Welcome to the final part of this series on the key trends to have an impact on field service organisations in 2016
In previous features in this series we’ve touched on servitization in part one, IoT and AR in part two Smart Glasses and Rugged Computing in part three…, and optimised scheduling and connected vehicles in part four
Now as we bring this series to a close we look at to key tools field service managers should be implementing this year. Knowledge sharing platforms and easy reporting solutions…
Knowledge sharing projects will become high priority…
Another year gone and another year closer to an impending ageing workforce crisis for an awful lot of field service companies.
With the number of field service engineers in their mid forties and fifties there is a distinct danger that companies are facing a huge problem not just in the sheer numbers of field service engineers that will need replacing but also in the very real possibility that when these engineers leave, not only will their experience leave with them but also so will their knowledge.
With the number of field service engineers in their mid forties and fifties there is a distinct danger that companies are facing a huge problem not just in the sheer numbers of field service engineers that will need replacing but also in the very real possibility that when these engineers leave, not only will their experience leave with them but also so will their knowledge
The Baby Boomers for example are hoarders of knowledge, having worked long and hard to gain their experience they were it like a badge of honour and may not necessarily feel comfortable giving that experience away for free.
Millennials on the other hand are ‘Google Natives’, born into a world of social sharing and online collaboration, for them the first thing to do when faced with a challenge to which they don’t know the answer is not to research the topic in a book but to ask their social circle.
The challenge that many field service companies is getting their existing workforce to participate in knowledge sharing platforms, and ensuring that the platform they are building has a familiarity and strong UI that will engage the next generation of field service engineers as they come through.

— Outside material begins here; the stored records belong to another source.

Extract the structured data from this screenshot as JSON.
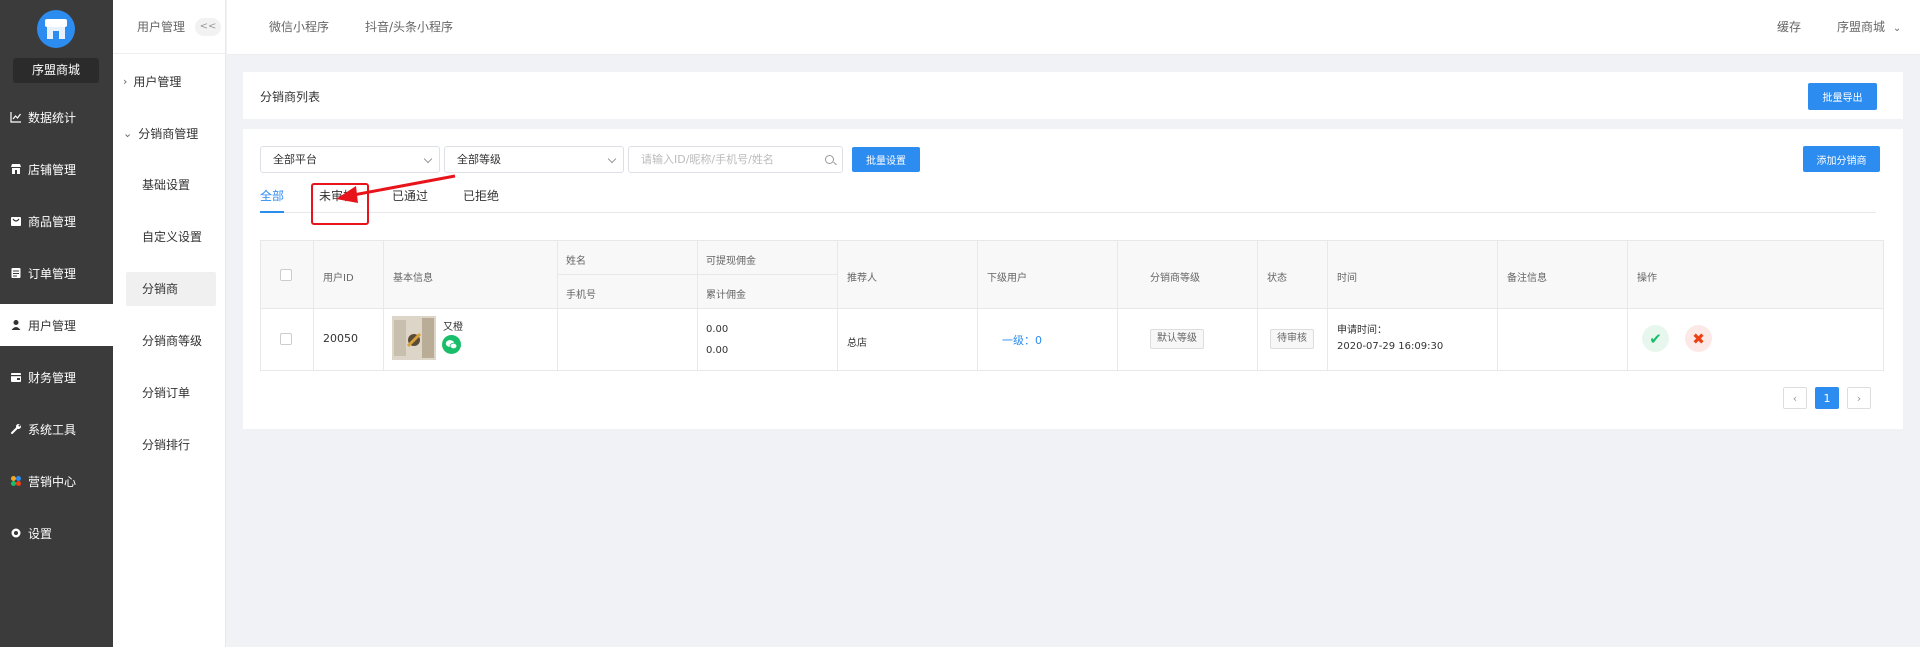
{
  "shop": {
    "name": "序盟商城"
  },
  "nav": [
    {
      "label": "数据统计",
      "icon": "chart-icon"
    },
    {
      "label": "店铺管理",
      "icon": "store-icon"
    },
    {
      "label": "商品管理",
      "icon": "goods-icon"
    },
    {
      "label": "订单管理",
      "icon": "order-icon"
    },
    {
      "label": "用户管理",
      "icon": "user-icon",
      "active": true
    },
    {
      "label": "财务管理",
      "icon": "finance-icon"
    },
    {
      "label": "系统工具",
      "icon": "wrench-icon"
    },
    {
      "label": "营销中心",
      "icon": "marketing-icon"
    },
    {
      "label": "设置",
      "icon": "gear-icon"
    }
  ],
  "subnav": {
    "head": "用户管理",
    "collapse": "<<",
    "groups": [
      "用户管理",
      "分销商管理"
    ],
    "items": [
      "基础设置",
      "自定义设置",
      "分销商",
      "分销商等级",
      "分销订单",
      "分销排行"
    ],
    "active": "分销商"
  },
  "topbar": {
    "tabs": [
      "微信小程序",
      "抖音/头条小程序"
    ],
    "cache": "缓存",
    "user": "序盟商城"
  },
  "page": {
    "title": "分销商列表",
    "export": "批量导出"
  },
  "filters": {
    "platform": "全部平台",
    "level": "全部等级",
    "search_placeholder": "请输入ID/昵称/手机号/姓名",
    "batch": "批量设置",
    "add": "添加分销商"
  },
  "tabs": [
    "全部",
    "未审核",
    "已通过",
    "已拒绝"
  ],
  "table": {
    "headers": {
      "id": "用户ID",
      "basic": "基本信息",
      "name": "姓名",
      "phone": "手机号",
      "withdrawable": "可提现佣金",
      "total": "累计佣金",
      "referrer": "推荐人",
      "downline": "下级用户",
      "level": "分销商等级",
      "status": "状态",
      "time": "时间",
      "remark": "备注信息",
      "action": "操作"
    },
    "rows": [
      {
        "id": "20050",
        "nickname": "又橙",
        "withdrawable": "0.00",
        "total": "0.00",
        "referrer": "总店",
        "downline": "一级：0",
        "level": "默认等级",
        "status": "待审核",
        "time_label": "申请时间：",
        "time": "2020-07-29 16:09:30"
      }
    ]
  },
  "pagination": {
    "current": "1"
  },
  "colors": {
    "accent": "#2d8cf0",
    "sidebar": "#3b3b3b",
    "highlight": "#e8141c"
  }
}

Fortunately tools like AR can help overcome both challenges by recording remote engineers calls and strong them digitally.
However, regardless of how companies approach the implementation of developing a knowledge bank, it will be a high priority for the majority of field service organisations and those that don’t do so soon could be in a lot of hot water the longer they wait.
Easy reporting will become a key priority for field service companies
Finally we can’t have a top ten about business trends, without mentioning Big Data somewhere can we?
I often say that problem with Big Data for so many people is that it is very often a completely intangible concept.
However, the emergence of dashboards as a business tool in field service is essentially what Big Data is all about.
We can talk about the four V’s (veracity, volume, velocity and variety) or about things like Hadoop or MapR for ever but only a handful of folks really get it
All most of us want to know about Big Data is can it help me see ‘insert relevant business challenge of the day here’. And that’s exactly what many FSM software providers are now promising.
And in today’s world where service is a key differentiator, and where service excellence sits alongside productivity as the two leading KPIs for many field service companies, then the old adage of ‘you can’t manage what you can measure’ holds as much weight as ever.
So as with scheduling, those companies looking at a new FSM solution in 2016 should ensure that the tool they opt for has all the reporting capabilities they could possibly need as instant reporting and easy access to data becomes standard.